*What this task involves*: Every line of the data below should be written out word for word.

*Entries provided*:
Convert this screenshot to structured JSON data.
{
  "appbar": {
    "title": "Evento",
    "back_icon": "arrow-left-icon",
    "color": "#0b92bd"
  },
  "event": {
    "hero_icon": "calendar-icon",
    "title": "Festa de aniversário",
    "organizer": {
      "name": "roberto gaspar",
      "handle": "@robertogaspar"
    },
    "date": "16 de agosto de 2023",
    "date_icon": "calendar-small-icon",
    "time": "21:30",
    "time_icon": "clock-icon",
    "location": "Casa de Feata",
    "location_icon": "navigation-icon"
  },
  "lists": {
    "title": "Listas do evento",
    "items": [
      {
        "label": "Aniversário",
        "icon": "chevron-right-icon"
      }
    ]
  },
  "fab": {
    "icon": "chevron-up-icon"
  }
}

*Reply to the task*:
Convert this screenshot to structured JSON data.
{
  "appbar": {
    "title": "Evento",
    "back_icon": "arrow-left-icon",
    "color": "#0b92bd"
  },
  "event": {
    "hero_icon": "calendar-icon",
    "title": "Festa de aniversário",
    "organizer": {
      "name": "roberto gaspar",
      "handle": "@robertogaspar"
    },
    "date": "16 de agosto de 2023",
    "date_icon": "calendar-small-icon",
    "time": "21:30",
    "time_icon": "clock-icon",
    "location": "Casa de Feata",
    "location_icon": "navigation-icon"
  },
  "lists": {
    "title": "Listas do evento",
    "items": [
      {
        "label": "Aniversário",
        "icon": "chevron-right-icon"
      }
    ]
  },
  "fab": {
    "icon": "chevron-up-icon"
  }
}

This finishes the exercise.